__Required action__: Wherever a line of the records contains "classes", copy that line.

__Entries supplied__:
= Beginning of Section =
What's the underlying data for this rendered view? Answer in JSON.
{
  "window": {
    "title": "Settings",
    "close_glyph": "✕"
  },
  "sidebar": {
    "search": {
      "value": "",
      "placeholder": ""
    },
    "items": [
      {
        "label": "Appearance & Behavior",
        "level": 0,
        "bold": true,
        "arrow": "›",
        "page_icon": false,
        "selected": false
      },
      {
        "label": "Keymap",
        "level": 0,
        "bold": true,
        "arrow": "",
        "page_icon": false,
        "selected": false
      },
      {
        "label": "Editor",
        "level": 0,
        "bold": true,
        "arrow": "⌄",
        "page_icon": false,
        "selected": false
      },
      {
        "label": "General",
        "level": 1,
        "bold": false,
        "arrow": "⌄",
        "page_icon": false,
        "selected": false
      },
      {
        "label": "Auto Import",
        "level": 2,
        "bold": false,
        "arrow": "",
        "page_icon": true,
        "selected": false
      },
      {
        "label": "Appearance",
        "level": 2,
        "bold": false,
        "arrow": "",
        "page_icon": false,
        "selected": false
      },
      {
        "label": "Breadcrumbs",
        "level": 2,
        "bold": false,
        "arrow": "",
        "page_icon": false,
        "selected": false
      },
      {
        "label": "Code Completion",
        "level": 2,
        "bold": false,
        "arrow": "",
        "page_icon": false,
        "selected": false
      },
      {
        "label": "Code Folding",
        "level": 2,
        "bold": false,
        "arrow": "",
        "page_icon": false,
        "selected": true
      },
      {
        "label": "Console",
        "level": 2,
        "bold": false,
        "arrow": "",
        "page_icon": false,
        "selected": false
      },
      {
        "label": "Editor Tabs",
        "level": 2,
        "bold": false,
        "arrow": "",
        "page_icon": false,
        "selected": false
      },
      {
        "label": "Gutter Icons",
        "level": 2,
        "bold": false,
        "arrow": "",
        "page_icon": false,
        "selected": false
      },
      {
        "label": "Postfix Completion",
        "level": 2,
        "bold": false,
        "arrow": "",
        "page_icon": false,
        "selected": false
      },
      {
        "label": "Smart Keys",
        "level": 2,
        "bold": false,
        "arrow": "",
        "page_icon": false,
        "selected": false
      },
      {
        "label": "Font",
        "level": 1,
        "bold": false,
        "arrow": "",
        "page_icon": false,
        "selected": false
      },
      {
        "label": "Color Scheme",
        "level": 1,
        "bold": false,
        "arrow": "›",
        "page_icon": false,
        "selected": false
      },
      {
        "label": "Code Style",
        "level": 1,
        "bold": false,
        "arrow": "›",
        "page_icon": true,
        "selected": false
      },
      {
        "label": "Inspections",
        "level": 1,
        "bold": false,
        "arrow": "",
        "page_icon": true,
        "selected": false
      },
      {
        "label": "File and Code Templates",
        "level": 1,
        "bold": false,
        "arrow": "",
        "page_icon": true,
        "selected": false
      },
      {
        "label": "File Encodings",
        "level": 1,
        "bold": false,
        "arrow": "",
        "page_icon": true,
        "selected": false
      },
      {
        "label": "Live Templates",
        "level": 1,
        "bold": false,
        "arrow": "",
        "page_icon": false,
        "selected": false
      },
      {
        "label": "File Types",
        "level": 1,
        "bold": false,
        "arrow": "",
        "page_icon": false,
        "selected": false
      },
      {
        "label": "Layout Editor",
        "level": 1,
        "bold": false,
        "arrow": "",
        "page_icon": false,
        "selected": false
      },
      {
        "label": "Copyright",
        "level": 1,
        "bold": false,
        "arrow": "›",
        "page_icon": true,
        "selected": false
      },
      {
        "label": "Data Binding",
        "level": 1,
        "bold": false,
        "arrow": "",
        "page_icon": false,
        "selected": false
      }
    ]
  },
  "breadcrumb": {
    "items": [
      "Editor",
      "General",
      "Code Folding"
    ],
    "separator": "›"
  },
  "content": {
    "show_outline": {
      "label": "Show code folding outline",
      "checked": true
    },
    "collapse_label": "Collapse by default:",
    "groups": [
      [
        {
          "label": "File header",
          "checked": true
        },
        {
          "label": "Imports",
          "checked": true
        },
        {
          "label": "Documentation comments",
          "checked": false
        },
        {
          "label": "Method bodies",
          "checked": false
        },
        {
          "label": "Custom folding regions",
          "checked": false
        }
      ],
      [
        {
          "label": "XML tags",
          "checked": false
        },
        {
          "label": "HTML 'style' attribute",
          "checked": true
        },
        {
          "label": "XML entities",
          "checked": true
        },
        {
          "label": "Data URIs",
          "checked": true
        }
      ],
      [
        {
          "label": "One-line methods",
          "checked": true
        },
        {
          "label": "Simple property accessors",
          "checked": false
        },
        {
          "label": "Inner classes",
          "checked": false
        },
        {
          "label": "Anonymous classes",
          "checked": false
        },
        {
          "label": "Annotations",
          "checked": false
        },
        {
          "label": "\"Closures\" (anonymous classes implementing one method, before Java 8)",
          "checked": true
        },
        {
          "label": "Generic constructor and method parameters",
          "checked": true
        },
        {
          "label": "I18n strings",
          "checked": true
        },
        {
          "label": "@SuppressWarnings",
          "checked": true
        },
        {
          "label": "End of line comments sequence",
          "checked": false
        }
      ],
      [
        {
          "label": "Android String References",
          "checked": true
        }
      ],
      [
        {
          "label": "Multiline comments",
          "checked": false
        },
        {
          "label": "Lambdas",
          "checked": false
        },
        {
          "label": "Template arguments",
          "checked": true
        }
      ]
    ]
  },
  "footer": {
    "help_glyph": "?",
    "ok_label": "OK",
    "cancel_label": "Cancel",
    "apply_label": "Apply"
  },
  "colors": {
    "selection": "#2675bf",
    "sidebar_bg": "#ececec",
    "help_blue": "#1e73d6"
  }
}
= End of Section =
__Exercise response__:
          "label": "Inner classes",
          "label": "Anonymous classes",
          "label": "\"Closures\" (anonymous classes implementing one method, before Java 8)",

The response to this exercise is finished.